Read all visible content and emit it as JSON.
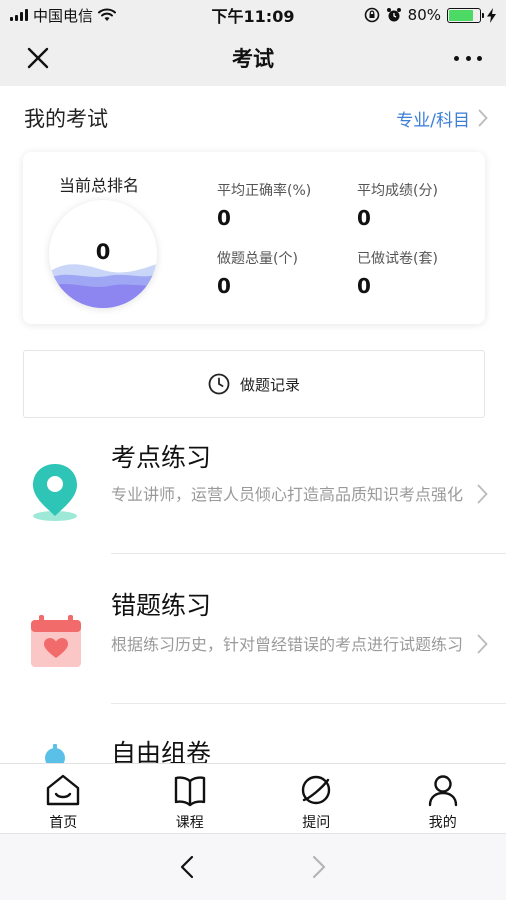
{
  "status_bar": {
    "carrier": "中国电信",
    "time": "下午11:09",
    "battery": "80%",
    "battery_level": 0.8
  },
  "nav": {
    "title": "考试",
    "close_icon": "close-icon",
    "more_icon": "more-icon"
  },
  "my_exam": {
    "title": "我的考试",
    "link_label": "专业/科目"
  },
  "stats": {
    "rank_label": "当前总排名",
    "rank_value": "0",
    "items": [
      {
        "label": "平均正确率(%)",
        "value": "0"
      },
      {
        "label": "平均成绩(分)",
        "value": "0"
      },
      {
        "label": "做题总量(个)",
        "value": "0"
      },
      {
        "label": "已做试卷(套)",
        "value": "0"
      }
    ]
  },
  "record": {
    "label": "做题记录",
    "icon": "clock-icon"
  },
  "practice_items": [
    {
      "title": "考点练习",
      "desc": "专业讲师，运营人员倾心打造高品质知识考点强化",
      "icon": "location-pin-icon"
    },
    {
      "title": "错题练习",
      "desc": "根据练习历史，针对曾经错误的考点进行试题练习",
      "icon": "calendar-heart-icon"
    },
    {
      "title": "自由组卷",
      "desc": "",
      "icon": "bulb-icon"
    }
  ],
  "tabs": [
    {
      "label": "首页",
      "icon": "home-icon"
    },
    {
      "label": "课程",
      "icon": "book-icon"
    },
    {
      "label": "提问",
      "icon": "planet-icon"
    },
    {
      "label": "我的",
      "icon": "user-icon"
    }
  ],
  "colors": {
    "accent_blue": "#3a7ed8",
    "wave_purple": "#8e86f0",
    "pin_teal": "#2ec4b6",
    "calendar_red": "#f26b6b",
    "battery_green": "#4cd964"
  }
}
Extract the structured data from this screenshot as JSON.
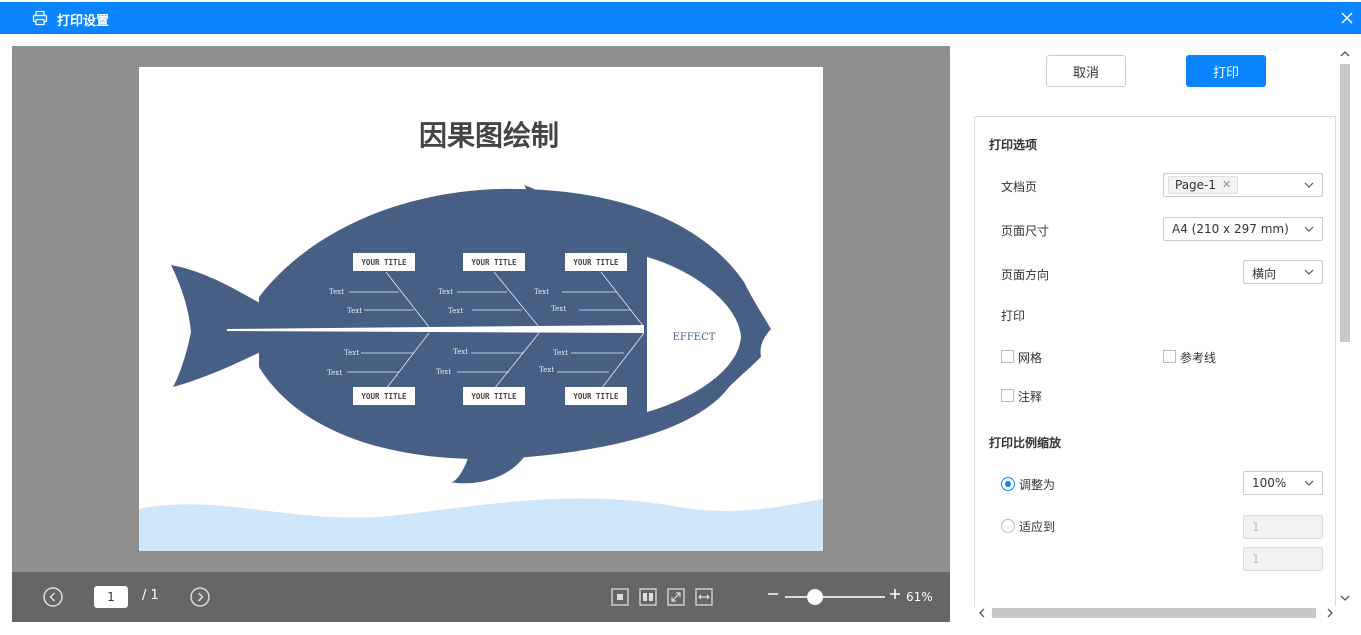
{
  "dialog": {
    "title": "打印设置"
  },
  "preview": {
    "document": {
      "title": "因果图绘制",
      "effect": "EFFECT",
      "top_titles": [
        "YOUR TITLE",
        "YOUR TITLE",
        "YOUR TITLE"
      ],
      "bottom_titles": [
        "YOUR TITLE",
        "YOUR TITLE",
        "YOUR TITLE"
      ],
      "text_label": "Text",
      "colors": {
        "fish": "#485f85",
        "water": "#cfe7f8"
      }
    },
    "nav": {
      "current_page": "1",
      "total_pages": "/ 1",
      "zoom": "61%",
      "zoom_level": 0.3
    }
  },
  "actions": {
    "cancel": "取消",
    "print": "打印"
  },
  "options": {
    "section_title": "打印选项",
    "doc_pages_label": "文档页",
    "doc_page_tag": "Page-1",
    "page_size_label": "页面尺寸",
    "page_size_value": "A4 (210 x 297 mm)",
    "orientation_label": "页面方向",
    "orientation_value": "横向",
    "print_label": "打印",
    "grid_label": "网格",
    "guides_label": "参考线",
    "notes_label": "注释"
  },
  "scale": {
    "section_title": "打印比例缩放",
    "adjust_label": "调整为",
    "adjust_value": "100%",
    "fit_label": "适应到",
    "fit_width": "1",
    "fit_height": "1"
  },
  "theme": {
    "accent": "#0a84ff",
    "preview_bg": "#8f8f8f",
    "toolbar_bg": "#666666"
  }
}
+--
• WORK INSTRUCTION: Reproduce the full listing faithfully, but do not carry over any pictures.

• OUTPUT OF THE EXERCISE:
Read all visible content and emit it as JSON.
{
  "status_bar": {
    "carrier": "中国电信",
    "time": "下午11:09",
    "battery": "80%",
    "battery_level": 0.8
  },
  "nav": {
    "title": "考试",
    "close_icon": "close-icon",
    "more_icon": "more-icon"
  },
  "my_exam": {
    "title": "我的考试",
    "link_label": "专业/科目"
  },
  "stats": {
    "rank_label": "当前总排名",
    "rank_value": "0",
    "items": [
      {
        "label": "平均正确率(%)",
        "value": "0"
      },
      {
        "label": "平均成绩(分)",
        "value": "0"
      },
      {
        "label": "做题总量(个)",
        "value": "0"
      },
      {
        "label": "已做试卷(套)",
        "value": "0"
      }
    ]
  },
  "record": {
    "label": "做题记录",
    "icon": "clock-icon"
  },
  "practice_items": [
    {
      "title": "考点练习",
      "desc": "专业讲师，运营人员倾心打造高品质知识考点强化",
      "icon": "location-pin-icon"
    },
    {
      "title": "错题练习",
      "desc": "根据练习历史，针对曾经错误的考点进行试题练习",
      "icon": "calendar-heart-icon"
    },
    {
      "title": "自由组卷",
      "desc": "",
      "icon": "bulb-icon"
    }
  ],
  "tabs": [
    {
      "label": "首页",
      "icon": "home-icon"
    },
    {
      "label": "课程",
      "icon": "book-icon"
    },
    {
      "label": "提问",
      "icon": "planet-icon"
    },
    {
      "label": "我的",
      "icon": "user-icon"
    }
  ],
  "colors": {
    "accent_blue": "#3a7ed8",
    "wave_purple": "#8e86f0",
    "pin_teal": "#2ec4b6",
    "calendar_red": "#f26b6b",
    "battery_green": "#4cd964"
  }
}
Extract the structured data from this screenshot as JSON.
{
  "dialog": {
    "title": "打印设置"
  },
  "preview": {
    "document": {
      "title": "因果图绘制",
      "effect": "EFFECT",
      "top_titles": [
        "YOUR TITLE",
        "YOUR TITLE",
        "YOUR TITLE"
      ],
      "bottom_titles": [
        "YOUR TITLE",
        "YOUR TITLE",
        "YOUR TITLE"
      ],
      "text_label": "Text",
      "colors": {
        "fish": "#485f85",
        "water": "#cfe7f8"
      }
    },
    "nav": {
      "current_page": "1",
      "total_pages": "/ 1",
      "zoom": "61%",
      "zoom_level": 0.3
    }
  },
  "actions": {
    "cancel": "取消",
    "print": "打印"
  },
  "options": {
    "section_title": "打印选项",
    "doc_pages_label": "文档页",
    "doc_page_tag": "Page-1",
    "page_size_label": "页面尺寸",
    "page_size_value": "A4 (210 x 297 mm)",
    "orientation_label": "页面方向",
    "orientation_value": "横向",
    "print_label": "打印",
    "grid_label": "网格",
    "guides_label": "参考线",
    "notes_label": "注释"
  },
  "scale": {
    "section_title": "打印比例缩放",
    "adjust_label": "调整为",
    "adjust_value": "100%",
    "fit_label": "适应到",
    "fit_width": "1",
    "fit_height": "1"
  },
  "theme": {
    "accent": "#0a84ff",
    "preview_bg": "#8f8f8f",
    "toolbar_bg": "#666666"
  }
}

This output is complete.